== Your objective ==
Determine the number of lines in the data below that contain the string "screenshot", and respond with that number alone.

== Records shown ==
-- Opening Marker --

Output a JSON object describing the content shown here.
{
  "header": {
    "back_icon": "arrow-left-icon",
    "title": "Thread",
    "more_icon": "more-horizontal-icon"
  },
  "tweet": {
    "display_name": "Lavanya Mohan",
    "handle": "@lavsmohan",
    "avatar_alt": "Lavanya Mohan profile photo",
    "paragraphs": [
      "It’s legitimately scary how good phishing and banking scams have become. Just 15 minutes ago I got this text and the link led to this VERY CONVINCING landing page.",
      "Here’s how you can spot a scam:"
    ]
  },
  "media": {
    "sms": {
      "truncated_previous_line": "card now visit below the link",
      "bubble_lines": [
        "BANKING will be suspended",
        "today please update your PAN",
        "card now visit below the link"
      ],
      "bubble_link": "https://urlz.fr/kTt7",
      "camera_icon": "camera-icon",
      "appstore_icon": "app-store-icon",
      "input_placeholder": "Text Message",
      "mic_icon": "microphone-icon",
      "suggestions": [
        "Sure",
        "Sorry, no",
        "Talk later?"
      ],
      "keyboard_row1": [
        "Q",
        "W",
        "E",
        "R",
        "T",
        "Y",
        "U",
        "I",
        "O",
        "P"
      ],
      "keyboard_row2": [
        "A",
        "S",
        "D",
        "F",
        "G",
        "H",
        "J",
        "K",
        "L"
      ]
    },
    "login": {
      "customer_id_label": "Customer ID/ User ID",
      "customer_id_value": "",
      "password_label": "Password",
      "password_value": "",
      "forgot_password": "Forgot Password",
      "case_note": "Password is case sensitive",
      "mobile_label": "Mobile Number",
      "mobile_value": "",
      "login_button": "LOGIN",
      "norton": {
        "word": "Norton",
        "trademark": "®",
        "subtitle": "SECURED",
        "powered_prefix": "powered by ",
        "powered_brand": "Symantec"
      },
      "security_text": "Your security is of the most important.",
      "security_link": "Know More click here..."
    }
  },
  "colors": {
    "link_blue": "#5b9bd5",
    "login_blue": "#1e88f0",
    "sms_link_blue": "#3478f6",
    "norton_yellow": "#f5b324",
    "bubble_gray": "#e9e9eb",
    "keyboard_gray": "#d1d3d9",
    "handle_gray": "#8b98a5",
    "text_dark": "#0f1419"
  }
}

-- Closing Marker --
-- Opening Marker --

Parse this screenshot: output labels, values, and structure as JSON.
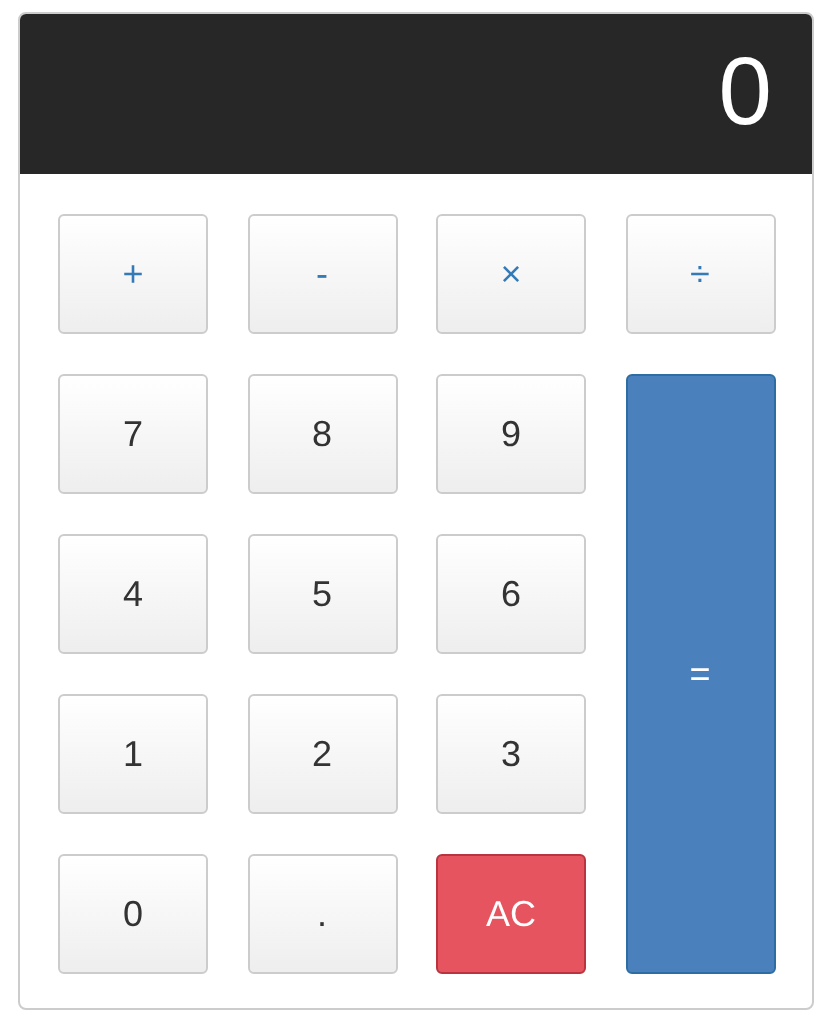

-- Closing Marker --
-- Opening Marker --

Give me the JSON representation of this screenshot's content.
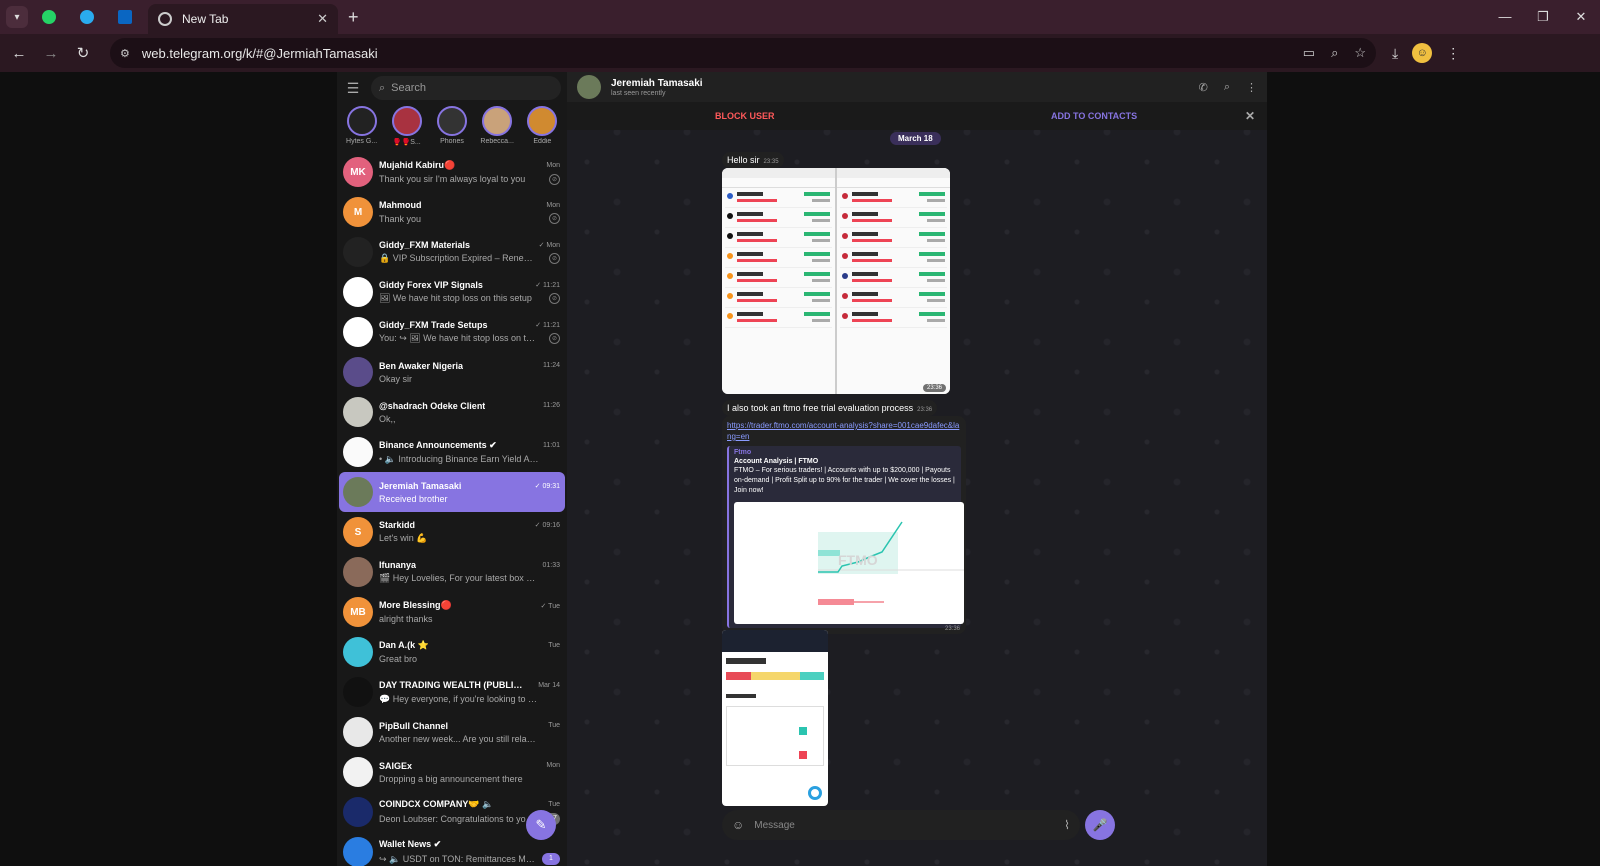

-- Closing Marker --

== Solution to this problem ==
2